*** Exercise data ***
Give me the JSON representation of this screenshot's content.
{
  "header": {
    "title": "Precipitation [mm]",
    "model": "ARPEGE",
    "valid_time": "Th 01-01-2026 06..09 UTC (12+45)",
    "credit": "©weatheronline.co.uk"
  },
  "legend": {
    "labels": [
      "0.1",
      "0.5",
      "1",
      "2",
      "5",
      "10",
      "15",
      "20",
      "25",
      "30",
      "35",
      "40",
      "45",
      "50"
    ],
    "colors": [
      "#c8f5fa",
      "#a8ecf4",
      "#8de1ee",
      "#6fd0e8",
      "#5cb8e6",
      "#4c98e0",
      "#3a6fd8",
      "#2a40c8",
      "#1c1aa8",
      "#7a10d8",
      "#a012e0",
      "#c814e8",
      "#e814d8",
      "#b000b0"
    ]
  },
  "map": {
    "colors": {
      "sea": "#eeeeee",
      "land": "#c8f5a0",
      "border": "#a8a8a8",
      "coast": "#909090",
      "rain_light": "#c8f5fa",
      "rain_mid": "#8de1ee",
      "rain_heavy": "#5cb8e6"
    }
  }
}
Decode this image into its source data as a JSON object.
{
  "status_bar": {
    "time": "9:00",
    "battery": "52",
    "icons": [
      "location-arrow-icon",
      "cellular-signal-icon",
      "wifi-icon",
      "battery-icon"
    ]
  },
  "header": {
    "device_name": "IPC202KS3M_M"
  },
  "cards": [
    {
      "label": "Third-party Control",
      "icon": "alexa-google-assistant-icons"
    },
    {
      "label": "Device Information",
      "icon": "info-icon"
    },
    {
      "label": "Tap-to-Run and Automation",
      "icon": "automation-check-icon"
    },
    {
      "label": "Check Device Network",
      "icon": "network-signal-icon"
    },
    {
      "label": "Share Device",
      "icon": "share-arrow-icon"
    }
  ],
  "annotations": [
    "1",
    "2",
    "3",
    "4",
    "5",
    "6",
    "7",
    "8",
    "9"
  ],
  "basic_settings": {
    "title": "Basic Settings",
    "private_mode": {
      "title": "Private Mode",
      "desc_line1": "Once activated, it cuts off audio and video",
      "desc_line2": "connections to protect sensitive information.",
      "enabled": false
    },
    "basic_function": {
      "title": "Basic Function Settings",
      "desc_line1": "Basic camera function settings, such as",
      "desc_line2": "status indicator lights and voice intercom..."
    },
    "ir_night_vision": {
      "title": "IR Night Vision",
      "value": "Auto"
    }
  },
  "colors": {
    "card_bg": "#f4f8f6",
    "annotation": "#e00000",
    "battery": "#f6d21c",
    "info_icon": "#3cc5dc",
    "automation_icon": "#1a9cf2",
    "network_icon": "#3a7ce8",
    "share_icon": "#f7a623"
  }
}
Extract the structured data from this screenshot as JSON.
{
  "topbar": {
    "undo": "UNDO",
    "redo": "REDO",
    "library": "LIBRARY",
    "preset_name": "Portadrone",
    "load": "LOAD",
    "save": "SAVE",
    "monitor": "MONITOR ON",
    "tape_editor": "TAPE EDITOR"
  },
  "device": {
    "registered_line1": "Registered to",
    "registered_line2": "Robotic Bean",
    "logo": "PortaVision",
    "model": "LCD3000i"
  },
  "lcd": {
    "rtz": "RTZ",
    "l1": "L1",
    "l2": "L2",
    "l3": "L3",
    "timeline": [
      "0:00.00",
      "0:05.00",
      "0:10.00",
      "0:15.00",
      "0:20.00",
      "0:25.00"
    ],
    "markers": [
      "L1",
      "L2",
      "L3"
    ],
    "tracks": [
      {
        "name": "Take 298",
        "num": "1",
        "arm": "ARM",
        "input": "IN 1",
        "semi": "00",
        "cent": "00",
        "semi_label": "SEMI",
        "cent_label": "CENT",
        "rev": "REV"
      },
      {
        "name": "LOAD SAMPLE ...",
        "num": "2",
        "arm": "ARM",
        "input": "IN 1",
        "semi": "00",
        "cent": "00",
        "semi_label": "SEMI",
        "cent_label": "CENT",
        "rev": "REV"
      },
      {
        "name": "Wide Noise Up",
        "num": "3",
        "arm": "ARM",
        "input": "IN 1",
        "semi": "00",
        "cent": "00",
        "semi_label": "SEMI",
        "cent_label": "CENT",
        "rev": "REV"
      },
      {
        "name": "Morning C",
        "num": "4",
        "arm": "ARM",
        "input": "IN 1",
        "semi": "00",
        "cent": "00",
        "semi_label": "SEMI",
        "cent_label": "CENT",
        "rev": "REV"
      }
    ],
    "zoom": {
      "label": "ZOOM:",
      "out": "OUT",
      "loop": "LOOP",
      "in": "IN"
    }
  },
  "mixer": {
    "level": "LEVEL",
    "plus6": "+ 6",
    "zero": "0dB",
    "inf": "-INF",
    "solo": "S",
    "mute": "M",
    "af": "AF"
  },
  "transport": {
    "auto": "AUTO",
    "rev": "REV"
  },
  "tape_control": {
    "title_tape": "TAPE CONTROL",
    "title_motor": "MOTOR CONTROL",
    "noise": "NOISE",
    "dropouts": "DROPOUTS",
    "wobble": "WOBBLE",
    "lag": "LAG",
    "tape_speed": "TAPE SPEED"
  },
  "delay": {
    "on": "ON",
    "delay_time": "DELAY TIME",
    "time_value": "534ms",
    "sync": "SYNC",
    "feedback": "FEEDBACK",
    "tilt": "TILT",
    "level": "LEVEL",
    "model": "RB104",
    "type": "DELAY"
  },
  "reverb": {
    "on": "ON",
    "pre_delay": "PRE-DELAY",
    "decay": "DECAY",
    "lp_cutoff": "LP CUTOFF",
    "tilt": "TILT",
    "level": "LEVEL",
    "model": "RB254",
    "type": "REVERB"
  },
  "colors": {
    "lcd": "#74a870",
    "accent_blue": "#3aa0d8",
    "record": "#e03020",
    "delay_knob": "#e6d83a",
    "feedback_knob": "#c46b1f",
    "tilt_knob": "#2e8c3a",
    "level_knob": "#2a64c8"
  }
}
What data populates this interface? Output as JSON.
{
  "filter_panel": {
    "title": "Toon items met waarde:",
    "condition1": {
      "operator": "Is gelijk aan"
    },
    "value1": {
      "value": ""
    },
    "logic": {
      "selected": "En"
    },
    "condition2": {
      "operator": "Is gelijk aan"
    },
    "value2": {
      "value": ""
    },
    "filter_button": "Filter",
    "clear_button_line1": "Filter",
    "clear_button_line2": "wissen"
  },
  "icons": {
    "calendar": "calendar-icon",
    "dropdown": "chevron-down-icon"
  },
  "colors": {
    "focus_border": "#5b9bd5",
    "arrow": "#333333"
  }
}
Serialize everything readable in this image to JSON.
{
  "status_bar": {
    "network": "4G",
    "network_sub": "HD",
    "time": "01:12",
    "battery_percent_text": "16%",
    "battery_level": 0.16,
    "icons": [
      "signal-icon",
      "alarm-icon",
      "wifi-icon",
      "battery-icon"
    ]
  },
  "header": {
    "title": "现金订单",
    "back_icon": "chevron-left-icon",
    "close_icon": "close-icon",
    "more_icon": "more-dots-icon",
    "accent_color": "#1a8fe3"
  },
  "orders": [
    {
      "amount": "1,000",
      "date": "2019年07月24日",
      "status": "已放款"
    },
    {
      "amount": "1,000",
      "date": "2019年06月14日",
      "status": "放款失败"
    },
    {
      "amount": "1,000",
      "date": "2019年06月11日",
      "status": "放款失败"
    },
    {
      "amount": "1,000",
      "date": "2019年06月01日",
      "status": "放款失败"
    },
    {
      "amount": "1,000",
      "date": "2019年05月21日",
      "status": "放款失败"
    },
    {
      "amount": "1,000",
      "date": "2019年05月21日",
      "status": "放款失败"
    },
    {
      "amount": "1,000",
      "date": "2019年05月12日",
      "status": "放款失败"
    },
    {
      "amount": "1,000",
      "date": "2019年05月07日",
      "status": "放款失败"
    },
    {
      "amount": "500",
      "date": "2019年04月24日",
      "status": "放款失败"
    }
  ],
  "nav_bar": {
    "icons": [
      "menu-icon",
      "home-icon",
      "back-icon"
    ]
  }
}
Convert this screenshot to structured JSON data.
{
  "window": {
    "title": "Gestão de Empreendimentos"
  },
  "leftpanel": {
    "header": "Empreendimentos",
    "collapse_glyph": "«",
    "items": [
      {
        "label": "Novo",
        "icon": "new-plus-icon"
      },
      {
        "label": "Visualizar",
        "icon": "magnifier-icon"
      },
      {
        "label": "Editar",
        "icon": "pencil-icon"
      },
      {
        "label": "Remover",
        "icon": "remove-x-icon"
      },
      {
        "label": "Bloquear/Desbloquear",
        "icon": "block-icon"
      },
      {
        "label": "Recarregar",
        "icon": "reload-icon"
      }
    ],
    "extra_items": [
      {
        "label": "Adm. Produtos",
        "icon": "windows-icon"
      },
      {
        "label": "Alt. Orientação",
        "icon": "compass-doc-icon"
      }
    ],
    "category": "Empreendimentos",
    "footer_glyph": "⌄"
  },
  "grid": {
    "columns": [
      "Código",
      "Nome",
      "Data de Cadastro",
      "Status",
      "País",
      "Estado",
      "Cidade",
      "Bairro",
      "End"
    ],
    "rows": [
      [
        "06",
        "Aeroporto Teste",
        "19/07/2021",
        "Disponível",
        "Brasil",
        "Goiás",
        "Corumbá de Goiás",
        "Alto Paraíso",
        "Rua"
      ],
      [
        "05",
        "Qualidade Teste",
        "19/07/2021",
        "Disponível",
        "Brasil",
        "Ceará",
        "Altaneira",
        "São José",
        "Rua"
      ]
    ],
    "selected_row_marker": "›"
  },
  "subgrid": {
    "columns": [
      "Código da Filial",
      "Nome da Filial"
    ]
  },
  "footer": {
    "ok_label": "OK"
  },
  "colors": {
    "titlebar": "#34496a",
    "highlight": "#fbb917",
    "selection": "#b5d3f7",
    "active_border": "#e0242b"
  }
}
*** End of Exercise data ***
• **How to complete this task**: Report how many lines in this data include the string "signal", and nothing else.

• **Task response**: 3